══ ENTRIES SUPPLIED
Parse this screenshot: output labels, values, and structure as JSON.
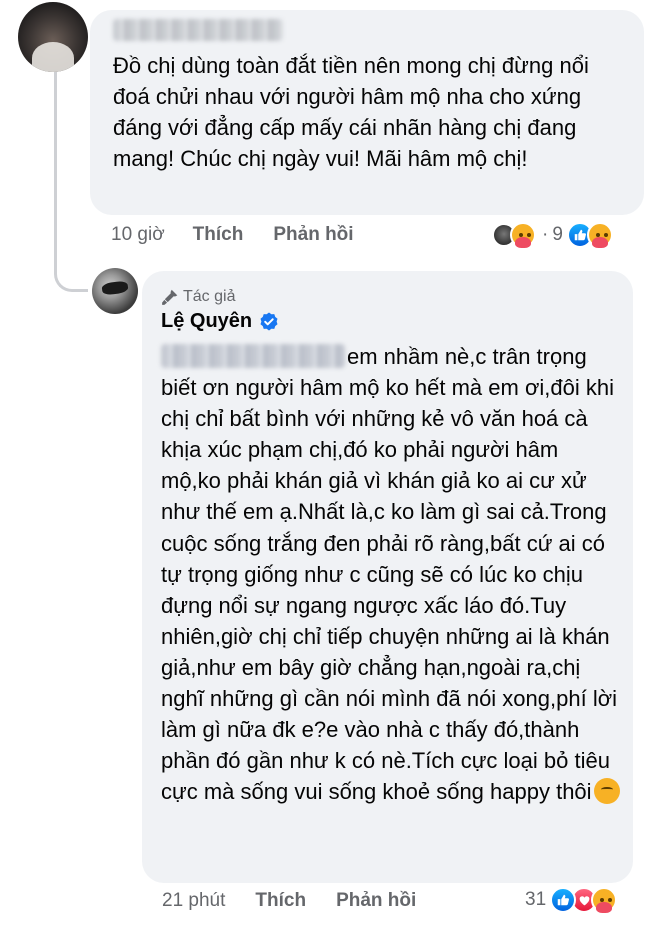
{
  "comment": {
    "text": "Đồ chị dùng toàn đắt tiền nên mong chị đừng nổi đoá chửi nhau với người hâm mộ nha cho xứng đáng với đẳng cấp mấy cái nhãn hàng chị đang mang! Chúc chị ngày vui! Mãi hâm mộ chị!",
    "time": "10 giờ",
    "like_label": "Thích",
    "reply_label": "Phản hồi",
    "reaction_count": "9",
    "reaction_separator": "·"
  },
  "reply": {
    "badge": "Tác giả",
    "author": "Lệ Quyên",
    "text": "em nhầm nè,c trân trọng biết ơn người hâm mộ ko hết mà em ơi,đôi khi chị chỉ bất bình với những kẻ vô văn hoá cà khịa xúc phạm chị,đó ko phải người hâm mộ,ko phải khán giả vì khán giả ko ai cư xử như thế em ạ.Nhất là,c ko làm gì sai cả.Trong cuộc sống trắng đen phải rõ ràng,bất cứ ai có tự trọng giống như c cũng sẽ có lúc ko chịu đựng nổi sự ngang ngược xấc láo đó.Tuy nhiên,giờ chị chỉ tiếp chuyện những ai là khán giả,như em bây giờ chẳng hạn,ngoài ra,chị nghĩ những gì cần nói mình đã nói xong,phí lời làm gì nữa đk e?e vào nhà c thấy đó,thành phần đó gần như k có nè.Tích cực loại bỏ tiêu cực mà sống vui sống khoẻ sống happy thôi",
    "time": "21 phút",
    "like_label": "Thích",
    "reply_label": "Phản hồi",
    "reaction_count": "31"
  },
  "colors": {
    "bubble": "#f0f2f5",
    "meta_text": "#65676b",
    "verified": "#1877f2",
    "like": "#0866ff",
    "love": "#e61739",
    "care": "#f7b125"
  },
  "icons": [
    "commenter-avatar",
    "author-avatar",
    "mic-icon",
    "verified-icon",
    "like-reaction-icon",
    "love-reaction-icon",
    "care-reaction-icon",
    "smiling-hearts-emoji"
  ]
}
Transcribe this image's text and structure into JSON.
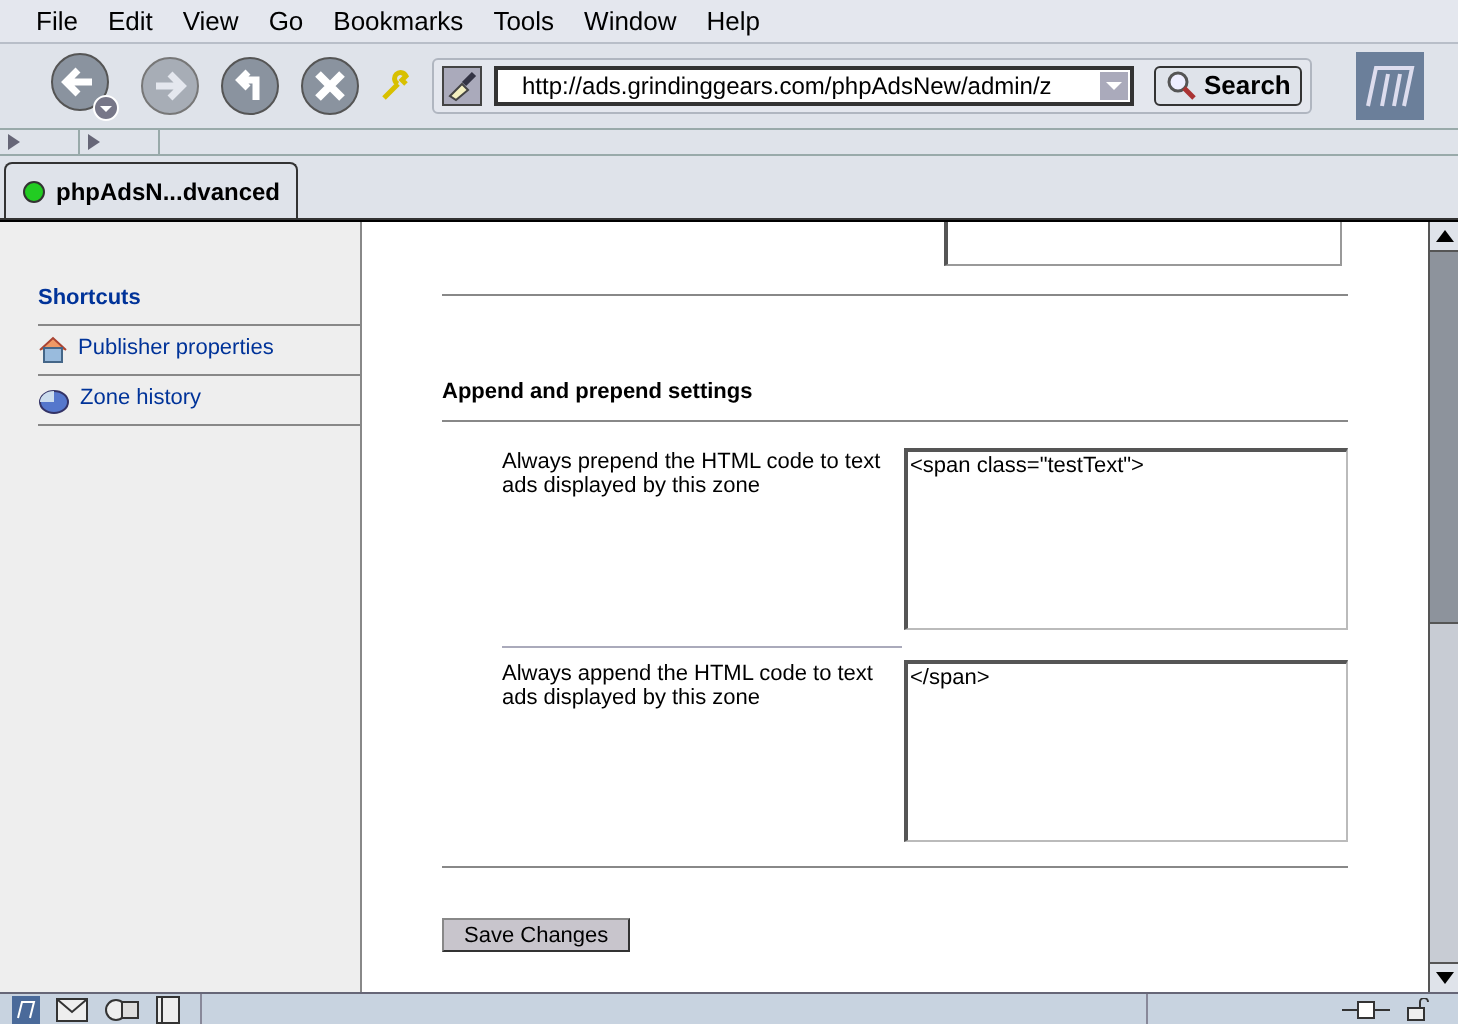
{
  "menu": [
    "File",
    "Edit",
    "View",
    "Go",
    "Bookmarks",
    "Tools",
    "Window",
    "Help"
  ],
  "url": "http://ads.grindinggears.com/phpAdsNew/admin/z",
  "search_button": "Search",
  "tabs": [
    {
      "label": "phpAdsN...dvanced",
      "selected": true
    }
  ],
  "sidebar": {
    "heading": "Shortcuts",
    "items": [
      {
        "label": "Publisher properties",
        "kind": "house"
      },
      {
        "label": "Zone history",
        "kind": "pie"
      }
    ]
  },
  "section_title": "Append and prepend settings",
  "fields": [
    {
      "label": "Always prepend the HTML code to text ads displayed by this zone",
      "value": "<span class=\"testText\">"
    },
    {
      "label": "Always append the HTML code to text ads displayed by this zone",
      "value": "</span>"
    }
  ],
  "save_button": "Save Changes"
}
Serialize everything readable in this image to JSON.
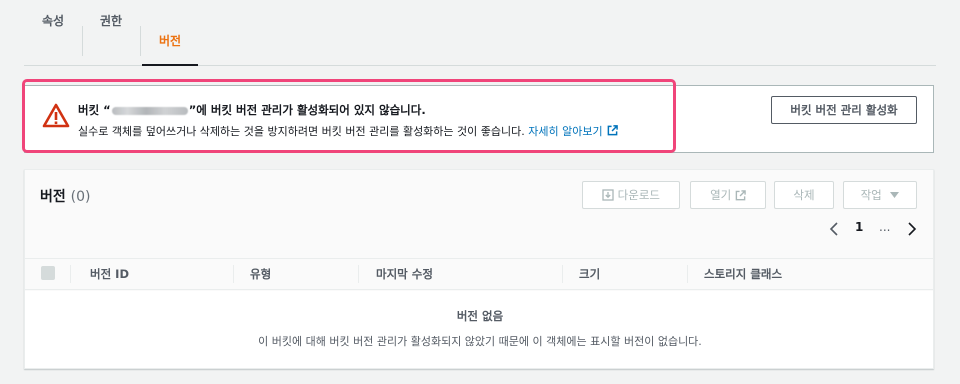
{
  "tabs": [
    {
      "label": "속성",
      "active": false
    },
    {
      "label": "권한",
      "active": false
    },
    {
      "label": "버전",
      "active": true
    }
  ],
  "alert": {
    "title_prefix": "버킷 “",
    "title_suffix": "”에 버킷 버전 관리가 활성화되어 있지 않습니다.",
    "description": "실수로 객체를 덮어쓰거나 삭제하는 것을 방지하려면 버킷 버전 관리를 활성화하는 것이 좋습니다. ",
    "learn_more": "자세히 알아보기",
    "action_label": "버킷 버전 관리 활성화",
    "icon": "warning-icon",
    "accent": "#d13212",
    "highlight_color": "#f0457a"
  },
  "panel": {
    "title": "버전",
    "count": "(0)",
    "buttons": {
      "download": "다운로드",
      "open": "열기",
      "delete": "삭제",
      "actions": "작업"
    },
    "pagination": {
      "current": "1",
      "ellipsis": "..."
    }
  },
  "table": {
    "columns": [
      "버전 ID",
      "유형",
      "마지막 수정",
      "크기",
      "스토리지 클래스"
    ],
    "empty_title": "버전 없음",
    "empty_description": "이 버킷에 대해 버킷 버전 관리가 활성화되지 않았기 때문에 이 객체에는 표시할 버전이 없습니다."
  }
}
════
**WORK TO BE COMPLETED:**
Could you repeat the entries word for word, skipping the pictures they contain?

**COMPLETED TASK:**
Parse this screenshot: output labels, values, and structure as JSON.
{
  "comment": {
    "text": "Đồ chị dùng toàn đắt tiền nên mong chị đừng nổi đoá chửi nhau với người hâm mộ nha cho xứng đáng với đẳng cấp mấy cái nhãn hàng chị đang mang! Chúc chị ngày vui! Mãi hâm mộ chị!",
    "time": "10 giờ",
    "like_label": "Thích",
    "reply_label": "Phản hồi",
    "reaction_count": "9",
    "reaction_separator": "·"
  },
  "reply": {
    "badge": "Tác giả",
    "author": "Lệ Quyên",
    "text": "em nhầm nè,c trân trọng biết ơn người hâm mộ ko hết mà em ơi,đôi khi chị chỉ bất bình với những kẻ vô văn hoá cà khịa xúc phạm chị,đó ko phải người hâm mộ,ko phải khán giả vì khán giả ko ai cư xử như thế em ạ.Nhất là,c ko làm gì sai cả.Trong cuộc sống trắng đen phải rõ ràng,bất cứ ai có tự trọng giống như c cũng sẽ có lúc ko chịu đựng nổi sự ngang ngược xấc láo đó.Tuy nhiên,giờ chị chỉ tiếp chuyện những ai là khán giả,như em bây giờ chẳng hạn,ngoài ra,chị nghĩ những gì cần nói mình đã nói xong,phí lời làm gì nữa đk e?e vào nhà c thấy đó,thành phần đó gần như k có nè.Tích cực loại bỏ tiêu cực mà sống vui sống khoẻ sống happy thôi",
    "time": "21 phút",
    "like_label": "Thích",
    "reply_label": "Phản hồi",
    "reaction_count": "31"
  },
  "colors": {
    "bubble": "#f0f2f5",
    "meta_text": "#65676b",
    "verified": "#1877f2",
    "like": "#0866ff",
    "love": "#e61739",
    "care": "#f7b125"
  },
  "icons": [
    "commenter-avatar",
    "author-avatar",
    "mic-icon",
    "verified-icon",
    "like-reaction-icon",
    "love-reaction-icon",
    "care-reaction-icon",
    "smiling-hearts-emoji"
  ]
}
Transcribe this image's text and structure into JSON.
{
  "menu": [
    "File",
    "Edit",
    "View",
    "Go",
    "Bookmarks",
    "Tools",
    "Window",
    "Help"
  ],
  "url": "http://ads.grindinggears.com/phpAdsNew/admin/z",
  "search_button": "Search",
  "tabs": [
    {
      "label": "phpAdsN...dvanced",
      "selected": true
    }
  ],
  "sidebar": {
    "heading": "Shortcuts",
    "items": [
      {
        "label": "Publisher properties",
        "kind": "house"
      },
      {
        "label": "Zone history",
        "kind": "pie"
      }
    ]
  },
  "section_title": "Append and prepend settings",
  "fields": [
    {
      "label": "Always prepend the HTML code to text ads displayed by this zone",
      "value": "<span class=\"testText\">"
    },
    {
      "label": "Always append the HTML code to text ads displayed by this zone",
      "value": "</span>"
    }
  ],
  "save_button": "Save Changes"
}
Serialize everything readable in this image to JSON.
{
  "tabs": [
    {
      "label": "속성",
      "active": false
    },
    {
      "label": "권한",
      "active": false
    },
    {
      "label": "버전",
      "active": true
    }
  ],
  "alert": {
    "title_prefix": "버킷 “",
    "title_suffix": "”에 버킷 버전 관리가 활성화되어 있지 않습니다.",
    "description": "실수로 객체를 덮어쓰거나 삭제하는 것을 방지하려면 버킷 버전 관리를 활성화하는 것이 좋습니다. ",
    "learn_more": "자세히 알아보기",
    "action_label": "버킷 버전 관리 활성화",
    "icon": "warning-icon",
    "accent": "#d13212",
    "highlight_color": "#f0457a"
  },
  "panel": {
    "title": "버전",
    "count": "(0)",
    "buttons": {
      "download": "다운로드",
      "open": "열기",
      "delete": "삭제",
      "actions": "작업"
    },
    "pagination": {
      "current": "1",
      "ellipsis": "..."
    }
  },
  "table": {
    "columns": [
      "버전 ID",
      "유형",
      "마지막 수정",
      "크기",
      "스토리지 클래스"
    ],
    "empty_title": "버전 없음",
    "empty_description": "이 버킷에 대해 버킷 버전 관리가 활성화되지 않았기 때문에 이 객체에는 표시할 버전이 없습니다."
  }
}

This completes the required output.